Write out every entry exactly as it appears, omitting the pictures.

[[ The input open ]]

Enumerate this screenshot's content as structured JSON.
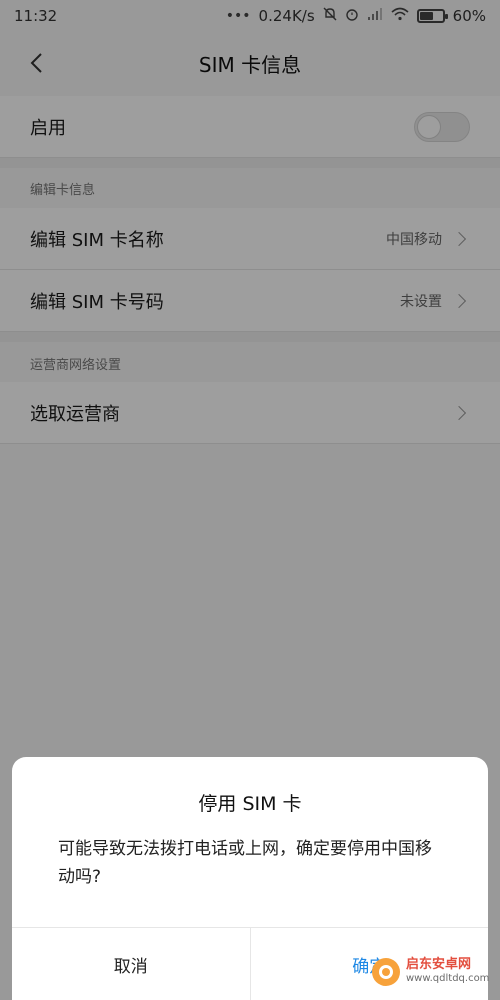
{
  "status_bar": {
    "time": "11:32",
    "dots": "•••",
    "speed": "0.24K/s",
    "battery_percent": "60%",
    "battery_level": 0.6
  },
  "header": {
    "title": "SIM  卡信息"
  },
  "enable_row": {
    "label": "启用",
    "toggle_on": false
  },
  "section_edit": {
    "label": "编辑卡信息",
    "items": [
      {
        "label": "编辑 SIM 卡名称",
        "value": "中国移动"
      },
      {
        "label": "编辑 SIM 卡号码",
        "value": "未设置"
      }
    ]
  },
  "section_carrier": {
    "label": "运营商网络设置",
    "items": [
      {
        "label": "选取运营商",
        "value": ""
      }
    ]
  },
  "dialog": {
    "title": "停用  SIM  卡",
    "message": "可能导致无法拨打电话或上网，确定要停用中国移动吗?",
    "cancel_label": "取消",
    "confirm_label": "确定"
  },
  "watermark": {
    "line1": "启东安卓网",
    "line2": "www.qdltdq.com"
  },
  "colors": {
    "accent": "#1e88e5",
    "overlay": "rgba(0,0,0,0.38)"
  }
}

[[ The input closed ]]

Problem solution:
Enumerate this screenshot's content as structured JSON.
{
  "status_bar": {
    "time": "11:32",
    "dots": "•••",
    "speed": "0.24K/s",
    "battery_percent": "60%",
    "battery_level": 0.6
  },
  "header": {
    "title": "SIM  卡信息"
  },
  "enable_row": {
    "label": "启用",
    "toggle_on": false
  },
  "section_edit": {
    "label": "编辑卡信息",
    "items": [
      {
        "label": "编辑 SIM 卡名称",
        "value": "中国移动"
      },
      {
        "label": "编辑 SIM 卡号码",
        "value": "未设置"
      }
    ]
  },
  "section_carrier": {
    "label": "运营商网络设置",
    "items": [
      {
        "label": "选取运营商",
        "value": ""
      }
    ]
  },
  "dialog": {
    "title": "停用  SIM  卡",
    "message": "可能导致无法拨打电话或上网，确定要停用中国移动吗?",
    "cancel_label": "取消",
    "confirm_label": "确定"
  },
  "watermark": {
    "line1": "启东安卓网",
    "line2": "www.qdltdq.com"
  },
  "colors": {
    "accent": "#1e88e5",
    "overlay": "rgba(0,0,0,0.38)"
  }
}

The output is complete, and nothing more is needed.